The objective of this study was to explore the attitudes of health care professionals and their students towards people in Hong Kong with disabilities. The attitudes of four groups of professionals and students (physiotherapists, occupational therapists, social workers and nurses) were assessed using the well-documented Attitude Toward Disabled Persons scale through the methodology of mailed questionnaires. Comparisons were made among different groups of students and professionals in order to gain insight into factors affecting their behavior. In this study, 511 students and 489 professionals were selected randomly. The results indicated that the overall mean Attitude Toward Disabled Persons scale score of the respondents was comparatively lower than that of their counterparts in foreign countries. The professionals had a significantly higher attitudinal score than the students. Among the four disciplines, nurses held the least favorable attitudes towards people with disabilities. In addition, their attitudes were less positive than those of the student nurses. On the other hand, the social work students had less favorable attitudes than the professional social workers, as well as other types of health care students. The analysis of the data also revealed that the mean Attitude Toward Disabled Persons scale scores for both the occupational therapists and occupational therapy students were above the overall average. Unlike the physiotherapists, the mean Attitude Toward Disabled Persons scale score of the physiotherapy students was below the overall average. In addition, age, year of study, educational level, knowledge and contact with people with disabilities were significant factors in the attitudes held by the students and professional respondents. The quality of the contact was found to be a dominant factor in affecting the scores on attitude. Thus, recommendations were made to modify the current training curriculum and enhance the quality of services to develop more favorable attitudes towards people with disabilities.

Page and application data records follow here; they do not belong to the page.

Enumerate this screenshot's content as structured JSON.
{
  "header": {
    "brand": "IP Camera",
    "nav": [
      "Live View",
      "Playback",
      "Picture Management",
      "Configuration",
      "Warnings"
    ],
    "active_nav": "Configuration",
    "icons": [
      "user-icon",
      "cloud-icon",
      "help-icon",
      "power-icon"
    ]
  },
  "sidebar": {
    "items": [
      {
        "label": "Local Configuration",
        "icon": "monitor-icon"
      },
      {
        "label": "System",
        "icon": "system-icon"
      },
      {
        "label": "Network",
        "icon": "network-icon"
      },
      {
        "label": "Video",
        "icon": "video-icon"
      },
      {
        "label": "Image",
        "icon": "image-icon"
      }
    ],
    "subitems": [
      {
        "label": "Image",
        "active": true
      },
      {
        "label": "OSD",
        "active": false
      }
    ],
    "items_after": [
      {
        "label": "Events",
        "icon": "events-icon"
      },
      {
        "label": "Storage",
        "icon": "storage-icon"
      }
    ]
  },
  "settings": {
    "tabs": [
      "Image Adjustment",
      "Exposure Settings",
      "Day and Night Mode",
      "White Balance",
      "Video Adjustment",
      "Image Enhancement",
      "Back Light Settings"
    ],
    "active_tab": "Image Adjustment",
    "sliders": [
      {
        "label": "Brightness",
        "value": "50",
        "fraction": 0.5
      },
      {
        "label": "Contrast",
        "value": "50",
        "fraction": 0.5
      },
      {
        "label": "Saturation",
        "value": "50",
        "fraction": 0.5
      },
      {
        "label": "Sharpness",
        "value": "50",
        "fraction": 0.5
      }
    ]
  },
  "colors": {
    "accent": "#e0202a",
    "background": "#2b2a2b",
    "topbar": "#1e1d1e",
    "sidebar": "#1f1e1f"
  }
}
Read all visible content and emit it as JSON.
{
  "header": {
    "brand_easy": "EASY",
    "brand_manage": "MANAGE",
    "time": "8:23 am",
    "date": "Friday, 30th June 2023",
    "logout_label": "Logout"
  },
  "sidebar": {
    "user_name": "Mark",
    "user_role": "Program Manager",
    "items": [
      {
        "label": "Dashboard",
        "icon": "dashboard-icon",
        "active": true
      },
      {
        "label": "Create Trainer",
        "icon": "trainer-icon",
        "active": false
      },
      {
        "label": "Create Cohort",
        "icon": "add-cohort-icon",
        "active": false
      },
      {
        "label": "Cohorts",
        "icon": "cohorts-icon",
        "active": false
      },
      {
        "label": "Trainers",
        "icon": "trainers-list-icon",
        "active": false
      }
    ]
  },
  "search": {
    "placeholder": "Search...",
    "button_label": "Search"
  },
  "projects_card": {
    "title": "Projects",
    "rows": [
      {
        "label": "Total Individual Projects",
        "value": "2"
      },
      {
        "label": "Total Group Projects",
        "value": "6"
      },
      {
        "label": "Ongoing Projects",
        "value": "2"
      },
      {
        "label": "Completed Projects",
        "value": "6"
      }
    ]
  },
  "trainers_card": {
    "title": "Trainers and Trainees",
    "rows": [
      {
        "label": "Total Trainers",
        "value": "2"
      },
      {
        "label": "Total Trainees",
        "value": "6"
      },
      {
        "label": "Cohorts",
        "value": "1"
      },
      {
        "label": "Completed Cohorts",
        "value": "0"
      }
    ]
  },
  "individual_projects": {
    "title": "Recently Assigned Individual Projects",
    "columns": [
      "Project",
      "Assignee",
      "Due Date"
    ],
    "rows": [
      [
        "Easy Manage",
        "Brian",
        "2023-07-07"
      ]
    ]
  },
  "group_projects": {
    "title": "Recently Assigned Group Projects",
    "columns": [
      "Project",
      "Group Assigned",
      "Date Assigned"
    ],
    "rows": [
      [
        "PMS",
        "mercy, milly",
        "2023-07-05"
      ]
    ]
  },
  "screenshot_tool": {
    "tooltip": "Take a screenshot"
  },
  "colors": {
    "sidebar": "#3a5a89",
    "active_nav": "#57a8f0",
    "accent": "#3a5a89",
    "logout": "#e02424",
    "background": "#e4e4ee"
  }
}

|Number of pages||6|
|Journal||International Journal of Rehabilitation Research|
|Publication status||Published - 1 Jun 2006|
ASJC Scopus subject areas
- Health Professions(all)